Using new training techniques can shock your muscles into growth. But many lifters tend to follow the basic training techniques year after year, afraid to try something new.
A special technique I like to use is angle training, which hits the pectorals at all the angles, leading to a fuller chest workout, and more fatigue.
Below are some angle training exercises for you to try with incline or decline bench.
Chest: Start with 25 degree, then 45 degree, then 90 degree, finish with decline at 135 degree or dips.
Shoulders: Start with almost a straight vertical bench, then move back about 10 degrees for at least 3 sets.

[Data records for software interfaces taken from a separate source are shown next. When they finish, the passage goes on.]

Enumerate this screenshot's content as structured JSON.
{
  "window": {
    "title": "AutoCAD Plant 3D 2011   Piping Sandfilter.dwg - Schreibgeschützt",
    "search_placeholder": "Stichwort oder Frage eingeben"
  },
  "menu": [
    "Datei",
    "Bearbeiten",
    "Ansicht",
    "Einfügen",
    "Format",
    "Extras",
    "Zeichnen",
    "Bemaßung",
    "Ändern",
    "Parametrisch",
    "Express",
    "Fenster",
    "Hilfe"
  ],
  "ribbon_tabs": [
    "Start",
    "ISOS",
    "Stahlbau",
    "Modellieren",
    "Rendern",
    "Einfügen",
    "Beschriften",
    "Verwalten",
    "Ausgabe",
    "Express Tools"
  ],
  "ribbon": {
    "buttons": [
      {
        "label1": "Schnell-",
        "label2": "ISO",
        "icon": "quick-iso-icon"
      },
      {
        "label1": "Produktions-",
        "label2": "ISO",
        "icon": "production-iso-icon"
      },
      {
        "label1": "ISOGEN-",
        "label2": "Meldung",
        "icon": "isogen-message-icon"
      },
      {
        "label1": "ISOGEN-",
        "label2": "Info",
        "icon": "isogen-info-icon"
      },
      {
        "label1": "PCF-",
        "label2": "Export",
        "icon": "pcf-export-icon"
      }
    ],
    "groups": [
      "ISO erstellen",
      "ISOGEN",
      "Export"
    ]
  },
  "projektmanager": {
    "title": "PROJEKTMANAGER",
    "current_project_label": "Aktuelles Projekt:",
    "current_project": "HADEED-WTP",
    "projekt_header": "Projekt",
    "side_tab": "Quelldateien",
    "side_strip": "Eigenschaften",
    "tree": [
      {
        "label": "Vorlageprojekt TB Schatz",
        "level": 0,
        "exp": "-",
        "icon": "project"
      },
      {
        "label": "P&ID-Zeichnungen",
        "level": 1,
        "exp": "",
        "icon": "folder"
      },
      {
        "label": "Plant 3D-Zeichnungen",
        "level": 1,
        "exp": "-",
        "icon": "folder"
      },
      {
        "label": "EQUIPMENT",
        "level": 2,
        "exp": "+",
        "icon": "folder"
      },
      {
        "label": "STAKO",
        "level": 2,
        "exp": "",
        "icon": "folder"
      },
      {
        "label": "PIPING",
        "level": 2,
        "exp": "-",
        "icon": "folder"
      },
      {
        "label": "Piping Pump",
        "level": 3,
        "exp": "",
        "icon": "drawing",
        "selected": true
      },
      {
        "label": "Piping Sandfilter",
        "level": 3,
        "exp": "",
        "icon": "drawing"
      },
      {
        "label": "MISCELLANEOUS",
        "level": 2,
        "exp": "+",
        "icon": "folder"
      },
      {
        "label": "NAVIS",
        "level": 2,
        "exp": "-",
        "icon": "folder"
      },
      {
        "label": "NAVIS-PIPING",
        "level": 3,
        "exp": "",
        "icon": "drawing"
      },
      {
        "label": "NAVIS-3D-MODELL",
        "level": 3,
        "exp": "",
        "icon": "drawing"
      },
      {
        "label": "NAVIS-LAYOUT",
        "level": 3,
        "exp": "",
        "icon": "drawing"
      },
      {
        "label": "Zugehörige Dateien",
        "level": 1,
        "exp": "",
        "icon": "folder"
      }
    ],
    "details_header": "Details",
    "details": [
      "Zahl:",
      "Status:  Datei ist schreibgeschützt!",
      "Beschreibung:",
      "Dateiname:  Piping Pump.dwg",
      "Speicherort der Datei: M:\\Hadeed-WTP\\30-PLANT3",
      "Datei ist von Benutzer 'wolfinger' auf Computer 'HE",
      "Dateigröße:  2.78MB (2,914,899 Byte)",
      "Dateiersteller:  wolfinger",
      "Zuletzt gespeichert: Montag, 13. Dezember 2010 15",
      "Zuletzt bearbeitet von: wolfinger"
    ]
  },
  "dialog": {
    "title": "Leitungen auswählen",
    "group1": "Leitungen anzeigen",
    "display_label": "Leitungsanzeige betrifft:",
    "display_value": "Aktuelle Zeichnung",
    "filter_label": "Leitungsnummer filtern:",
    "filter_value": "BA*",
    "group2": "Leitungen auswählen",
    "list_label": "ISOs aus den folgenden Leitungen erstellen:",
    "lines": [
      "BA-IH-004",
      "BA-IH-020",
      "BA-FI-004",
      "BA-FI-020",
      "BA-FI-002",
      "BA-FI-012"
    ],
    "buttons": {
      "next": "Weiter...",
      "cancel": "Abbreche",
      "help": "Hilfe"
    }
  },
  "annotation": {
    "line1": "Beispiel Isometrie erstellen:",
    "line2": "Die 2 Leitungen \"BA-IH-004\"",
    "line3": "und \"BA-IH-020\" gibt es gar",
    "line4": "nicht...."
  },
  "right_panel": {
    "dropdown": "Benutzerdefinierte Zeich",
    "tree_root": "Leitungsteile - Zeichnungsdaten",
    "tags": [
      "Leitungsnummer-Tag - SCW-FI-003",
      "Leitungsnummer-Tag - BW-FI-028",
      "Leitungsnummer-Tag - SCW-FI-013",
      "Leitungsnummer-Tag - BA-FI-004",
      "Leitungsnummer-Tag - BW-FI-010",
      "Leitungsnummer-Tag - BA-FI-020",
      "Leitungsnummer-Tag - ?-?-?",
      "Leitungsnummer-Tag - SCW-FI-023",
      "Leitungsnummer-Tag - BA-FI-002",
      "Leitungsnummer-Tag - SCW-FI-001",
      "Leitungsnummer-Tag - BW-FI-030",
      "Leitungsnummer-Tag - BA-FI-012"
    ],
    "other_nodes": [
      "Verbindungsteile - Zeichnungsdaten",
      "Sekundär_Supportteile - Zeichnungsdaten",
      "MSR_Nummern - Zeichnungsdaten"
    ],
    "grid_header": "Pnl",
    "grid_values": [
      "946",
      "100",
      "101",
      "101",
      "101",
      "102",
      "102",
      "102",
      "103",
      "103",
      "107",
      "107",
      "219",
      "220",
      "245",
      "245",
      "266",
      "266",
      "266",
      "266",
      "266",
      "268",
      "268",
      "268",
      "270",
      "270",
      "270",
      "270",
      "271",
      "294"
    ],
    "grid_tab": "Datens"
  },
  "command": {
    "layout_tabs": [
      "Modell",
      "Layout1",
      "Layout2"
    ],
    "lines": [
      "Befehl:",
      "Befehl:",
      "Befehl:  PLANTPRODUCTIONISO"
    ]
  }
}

Try not to get too low or you will hit more chest than shoulders.
Back: Lying with your chest on the incline bench and knee(s) on the seat, perform a lateral row then adjust about 5 degree a set for 3 sets.
Abs: Using a decline adjustable bench or a decline and a few different size boxes, start with a higher degree then lower for each set.
- Biceps: Start with a straight vertical bench and adjust 15-20 degrees each set, finishing by lying flat on your back doing a hanging dumbbell curl. The stretch on the bicep will blow your arms away.
- Triceps: Start almost vertical performing a French press. Then adjust 15-20 degrees for 3-4 sets, finishing flat with a skull crusher or even a decline skull crusher for an intense workout.
Another favorite arm killer is using a squat rack and the bar (the spot bar you push through the holes). Starting at the bottom hole on the rack, perform a set of bicep curls with heels on the other side of the base of the rack. After 6-8 reps, quickly move the bar up a hole until you are almost standing straight up. For triceps, perform the skull crusher pushup in the same manner.
Angle training without a bench
Chest: Doing pushups, start with feet on the floor. Then place your feet on a small box. With the next set place your feet on a bench or chair; then place your feet on a larger box or stool, or even a countertop.
Back: Similar to the chest workout, grasping a Smith machine or racked barbell, position your feet at the floor level, then move them higher or vice versa depending if you want it to get harder or easier as the sets progress.